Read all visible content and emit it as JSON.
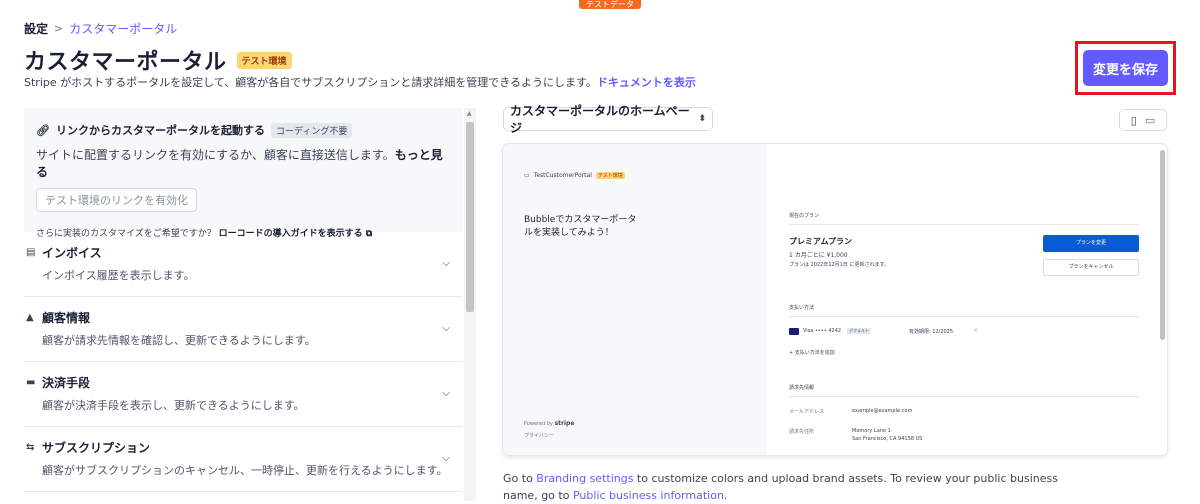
{
  "test_banner": "テストデータ",
  "breadcrumb": {
    "root": "設定",
    "separator": ">",
    "current": "カスタマーポータル"
  },
  "header": {
    "title": "カスタマーポータル",
    "env_badge": "テスト環境",
    "subtitle": "Stripe がホストするポータルを設定して、顧客が各自でサブスクリプションと請求詳細を管理できるようにします。",
    "doc_link": "ドキュメントを表示",
    "save_label": "変更を保存",
    "accent_color": "#635bff",
    "highlight_color": "#e6141e"
  },
  "launch": {
    "icon": "link-icon",
    "title": "リンクからカスタマーポータルを起動する",
    "badge": "コーディング不要",
    "description": "サイトに配置するリンクを有効にするか、顧客に直接送信します。",
    "more": "もっと見る",
    "enable_button": "テスト環境のリンクを有効化",
    "note": "さらに実装のカスタマイズをご希望ですか？",
    "guide_link": "ローコードの導入ガイドを表示する"
  },
  "sections": [
    {
      "icon": "invoice-icon",
      "title": "インボイス",
      "description": "インボイス履歴を表示します。"
    },
    {
      "icon": "user-icon",
      "title": "顧客情報",
      "description": "顧客が請求先情報を確認し、更新できるようにします。"
    },
    {
      "icon": "card-icon",
      "title": "決済手段",
      "description": "顧客が決済手段を表示し、更新できるようにします。"
    },
    {
      "icon": "subscription-icon",
      "title": "サブスクリプション",
      "description": "顧客がサブスクリプションのキャンセル、一時停止、更新を行えるようにします。"
    }
  ],
  "preview": {
    "selector": "カスタマーポータルのホームページ",
    "device_options": [
      "mobile-icon",
      "desktop-icon"
    ],
    "shop_name": "TestCustomerPortal",
    "shop_badge": "テスト環境",
    "promo": "Bubbleでカスタマーポータルを実装してみよう！",
    "powered_by": "Powered by",
    "powered_brand": "stripe",
    "privacy": "プライバシー",
    "current_plan_label": "現在のプラン",
    "plan_name": "プレミアムプラン",
    "plan_price": "1 カ月ごとに ¥1,000",
    "plan_renewal": "プランは 2022年12月1日 に更新されます。",
    "change_plan": "プランを変更",
    "cancel_plan": "プランをキャンセル",
    "payment_label": "支払い方法",
    "card": "Visa •••• 4242",
    "card_default": "デフォルト",
    "card_expiry": "有効期限: 12/2025",
    "card_remove": "×",
    "add_payment": "+ 支払い方法を追加",
    "billing_label": "請求先情報",
    "email_label": "メールアドレス",
    "email_value": "example@example.com",
    "address_label": "請求先住所",
    "address_line1": "Memory Lane 1",
    "address_line2": "San Francisco, CA 94158 US"
  },
  "footer": {
    "text1": "Go to ",
    "link1": "Branding settings",
    "text2": " to customize colors and upload brand assets. To review your public business name, go to ",
    "link2": "Public business information",
    "text3": "."
  }
}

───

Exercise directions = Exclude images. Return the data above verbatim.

Exercise output =
Read all visible content and emit it as JSON.
{
  "test_banner": "テストデータ",
  "breadcrumb": {
    "root": "設定",
    "separator": ">",
    "current": "カスタマーポータル"
  },
  "header": {
    "title": "カスタマーポータル",
    "env_badge": "テスト環境",
    "subtitle": "Stripe がホストするポータルを設定して、顧客が各自でサブスクリプションと請求詳細を管理できるようにします。",
    "doc_link": "ドキュメントを表示",
    "save_label": "変更を保存",
    "accent_color": "#635bff",
    "highlight_color": "#e6141e"
  },
  "launch": {
    "icon": "link-icon",
    "title": "リンクからカスタマーポータルを起動する",
    "badge": "コーディング不要",
    "description": "サイトに配置するリンクを有効にするか、顧客に直接送信します。",
    "more": "もっと見る",
    "enable_button": "テスト環境のリンクを有効化",
    "note": "さらに実装のカスタマイズをご希望ですか？",
    "guide_link": "ローコードの導入ガイドを表示する"
  },
  "sections": [
    {
      "icon": "invoice-icon",
      "title": "インボイス",
      "description": "インボイス履歴を表示します。"
    },
    {
      "icon": "user-icon",
      "title": "顧客情報",
      "description": "顧客が請求先情報を確認し、更新できるようにします。"
    },
    {
      "icon": "card-icon",
      "title": "決済手段",
      "description": "顧客が決済手段を表示し、更新できるようにします。"
    },
    {
      "icon": "subscription-icon",
      "title": "サブスクリプション",
      "description": "顧客がサブスクリプションのキャンセル、一時停止、更新を行えるようにします。"
    }
  ],
  "preview": {
    "selector": "カスタマーポータルのホームページ",
    "device_options": [
      "mobile-icon",
      "desktop-icon"
    ],
    "shop_name": "TestCustomerPortal",
    "shop_badge": "テスト環境",
    "promo": "Bubbleでカスタマーポータルを実装してみよう！",
    "powered_by": "Powered by",
    "powered_brand": "stripe",
    "privacy": "プライバシー",
    "current_plan_label": "現在のプラン",
    "plan_name": "プレミアムプラン",
    "plan_price": "1 カ月ごとに ¥1,000",
    "plan_renewal": "プランは 2022年12月1日 に更新されます。",
    "change_plan": "プランを変更",
    "cancel_plan": "プランをキャンセル",
    "payment_label": "支払い方法",
    "card": "Visa •••• 4242",
    "card_default": "デフォルト",
    "card_expiry": "有効期限: 12/2025",
    "card_remove": "×",
    "add_payment": "+ 支払い方法を追加",
    "billing_label": "請求先情報",
    "email_label": "メールアドレス",
    "email_value": "example@example.com",
    "address_label": "請求先住所",
    "address_line1": "Memory Lane 1",
    "address_line2": "San Francisco, CA 94158 US"
  },
  "footer": {
    "text1": "Go to ",
    "link1": "Branding settings",
    "text2": " to customize colors and upload brand assets. To review your public business name, go to ",
    "link2": "Public business information",
    "text3": "."
  }
}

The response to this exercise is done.